Another thing that Henon is accused of smoothing the road for Dougherty on is the passage of the Sweetened Beverage Tax. Dougherty’s support of the tax, the signature law for Mayor Jim Kenney’s administration, was based on his desire to get back at the Teamsters, according to the indictment.
At a press conference announcing the Mayor’s Commission On Women’s annual report, Kenney was asked about the indictments and the attempt to connect them to the tax and the Rebuild program.
Making that connection is dubious, Kenney said.
“It has nothing to do with me,” he said. “I was running for Mayor in 2015 and I never talked to [Dougherty] about the soda tax. The person who came to me with that idea was [Budget Director] Rob Dubois. I’ve never felt any pressure from [Dougherty] to take any position.”
Kenney was then asked if he’d call for Henon’s resignation, similar to what he’s done with Sheriff Jewell Williams. Williams has been accused of sexually harassing two women, Marlaina Williams and Vanessa Bines. Bines still works in the Sheriff’s office, and the City has just settled Williams’s lawsuit for $127,000.
Earlier on Wednesday, Kenney said that the decision to resign was up to Henon. He stuck to that and explained why Henon’s situation was different from Williams’s.
“What makes this different is that in the Sheriff’s case, there are founded complaints and settlements,” Kenney said.

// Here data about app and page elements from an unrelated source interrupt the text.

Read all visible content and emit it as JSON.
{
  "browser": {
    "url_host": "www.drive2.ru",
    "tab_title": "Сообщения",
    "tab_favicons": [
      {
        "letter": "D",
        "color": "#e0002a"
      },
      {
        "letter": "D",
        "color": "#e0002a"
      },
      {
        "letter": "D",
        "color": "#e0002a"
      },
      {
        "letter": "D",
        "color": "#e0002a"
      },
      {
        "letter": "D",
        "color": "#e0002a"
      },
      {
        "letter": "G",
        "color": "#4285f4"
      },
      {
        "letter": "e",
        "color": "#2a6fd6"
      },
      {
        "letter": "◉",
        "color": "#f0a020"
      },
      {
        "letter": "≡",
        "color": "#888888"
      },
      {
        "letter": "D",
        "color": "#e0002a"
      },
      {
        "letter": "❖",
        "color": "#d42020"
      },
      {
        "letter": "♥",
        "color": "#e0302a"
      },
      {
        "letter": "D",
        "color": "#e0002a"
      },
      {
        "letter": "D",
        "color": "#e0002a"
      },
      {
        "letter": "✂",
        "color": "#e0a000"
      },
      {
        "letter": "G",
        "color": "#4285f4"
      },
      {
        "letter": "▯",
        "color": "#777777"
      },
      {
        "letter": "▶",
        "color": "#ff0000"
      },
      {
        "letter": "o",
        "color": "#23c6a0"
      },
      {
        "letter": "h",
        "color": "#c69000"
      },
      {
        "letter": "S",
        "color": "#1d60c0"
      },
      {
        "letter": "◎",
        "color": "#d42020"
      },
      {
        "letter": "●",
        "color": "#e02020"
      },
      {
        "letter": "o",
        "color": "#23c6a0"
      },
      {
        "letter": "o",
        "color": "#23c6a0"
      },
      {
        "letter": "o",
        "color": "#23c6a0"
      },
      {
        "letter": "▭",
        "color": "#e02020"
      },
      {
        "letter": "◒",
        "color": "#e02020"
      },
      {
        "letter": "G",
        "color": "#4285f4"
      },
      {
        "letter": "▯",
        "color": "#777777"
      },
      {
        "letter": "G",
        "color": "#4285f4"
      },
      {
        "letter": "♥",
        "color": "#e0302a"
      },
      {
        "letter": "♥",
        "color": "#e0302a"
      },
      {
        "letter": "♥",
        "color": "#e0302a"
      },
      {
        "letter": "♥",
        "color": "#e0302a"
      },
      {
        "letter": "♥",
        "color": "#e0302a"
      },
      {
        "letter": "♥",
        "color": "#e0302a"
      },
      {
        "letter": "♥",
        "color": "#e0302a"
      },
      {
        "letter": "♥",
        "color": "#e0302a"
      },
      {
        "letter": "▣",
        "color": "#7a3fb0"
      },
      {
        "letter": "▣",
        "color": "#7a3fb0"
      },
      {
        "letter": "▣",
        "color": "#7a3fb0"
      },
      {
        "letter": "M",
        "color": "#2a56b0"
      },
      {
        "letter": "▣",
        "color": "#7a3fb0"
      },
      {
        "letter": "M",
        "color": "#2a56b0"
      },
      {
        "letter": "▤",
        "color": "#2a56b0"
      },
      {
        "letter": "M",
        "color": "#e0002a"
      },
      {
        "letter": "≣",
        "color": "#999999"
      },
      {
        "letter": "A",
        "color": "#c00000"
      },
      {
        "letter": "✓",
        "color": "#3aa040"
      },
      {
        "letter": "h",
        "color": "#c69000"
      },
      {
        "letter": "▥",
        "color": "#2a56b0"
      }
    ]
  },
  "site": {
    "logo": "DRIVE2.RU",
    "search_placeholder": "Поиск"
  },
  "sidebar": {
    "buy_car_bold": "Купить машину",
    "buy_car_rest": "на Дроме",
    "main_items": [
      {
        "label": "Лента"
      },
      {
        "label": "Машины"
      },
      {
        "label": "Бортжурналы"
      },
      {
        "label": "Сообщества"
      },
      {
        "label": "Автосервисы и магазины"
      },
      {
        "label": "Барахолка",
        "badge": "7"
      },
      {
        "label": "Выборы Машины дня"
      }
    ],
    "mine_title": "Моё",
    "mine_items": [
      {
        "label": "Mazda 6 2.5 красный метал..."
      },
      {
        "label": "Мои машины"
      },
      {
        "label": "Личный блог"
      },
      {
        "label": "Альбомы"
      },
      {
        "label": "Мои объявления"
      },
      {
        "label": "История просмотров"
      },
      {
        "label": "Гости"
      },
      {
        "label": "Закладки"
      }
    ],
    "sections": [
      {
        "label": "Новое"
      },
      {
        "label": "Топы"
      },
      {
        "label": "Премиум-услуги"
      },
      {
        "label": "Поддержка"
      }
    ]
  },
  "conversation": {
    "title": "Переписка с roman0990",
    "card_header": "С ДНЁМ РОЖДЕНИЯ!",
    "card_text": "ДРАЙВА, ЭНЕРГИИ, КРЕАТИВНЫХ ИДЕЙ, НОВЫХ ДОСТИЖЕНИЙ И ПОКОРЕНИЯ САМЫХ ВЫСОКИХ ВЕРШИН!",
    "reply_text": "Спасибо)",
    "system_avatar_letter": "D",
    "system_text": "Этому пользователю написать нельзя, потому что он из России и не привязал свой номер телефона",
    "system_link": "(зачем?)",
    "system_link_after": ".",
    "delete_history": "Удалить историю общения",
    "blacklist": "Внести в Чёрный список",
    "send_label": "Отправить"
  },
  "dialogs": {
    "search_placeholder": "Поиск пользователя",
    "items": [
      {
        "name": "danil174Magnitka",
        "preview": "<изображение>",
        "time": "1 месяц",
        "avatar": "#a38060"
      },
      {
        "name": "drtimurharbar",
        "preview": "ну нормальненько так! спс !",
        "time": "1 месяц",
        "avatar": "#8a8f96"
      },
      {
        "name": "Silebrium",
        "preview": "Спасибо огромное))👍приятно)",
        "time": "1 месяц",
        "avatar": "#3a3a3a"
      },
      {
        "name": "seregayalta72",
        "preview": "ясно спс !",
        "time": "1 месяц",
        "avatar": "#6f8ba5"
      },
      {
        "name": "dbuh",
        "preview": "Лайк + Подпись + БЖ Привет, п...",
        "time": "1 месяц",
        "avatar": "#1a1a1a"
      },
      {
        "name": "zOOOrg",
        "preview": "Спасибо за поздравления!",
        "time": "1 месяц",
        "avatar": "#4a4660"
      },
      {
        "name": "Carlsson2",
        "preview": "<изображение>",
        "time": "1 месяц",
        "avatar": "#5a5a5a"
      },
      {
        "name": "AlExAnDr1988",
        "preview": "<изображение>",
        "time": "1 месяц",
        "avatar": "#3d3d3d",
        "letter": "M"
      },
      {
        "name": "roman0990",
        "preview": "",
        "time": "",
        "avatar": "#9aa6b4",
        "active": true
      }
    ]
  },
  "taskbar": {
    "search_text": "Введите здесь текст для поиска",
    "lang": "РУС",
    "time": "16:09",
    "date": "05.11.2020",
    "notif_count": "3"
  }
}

Instead of going to Thursday’s City Council meeting, Henon was arraigned in federal court and pled not guilty to all the charges. His lawyer, Brian McMonagle, vowed a bruising battle to prove his client’s innocence. McMonagle has also represented comedian Bill Cosby and rapper Meek Mill, gaining Cosby a mistrial in his first trial on sexual assault charges in Montgomery County.
There is no word on when the trial will start.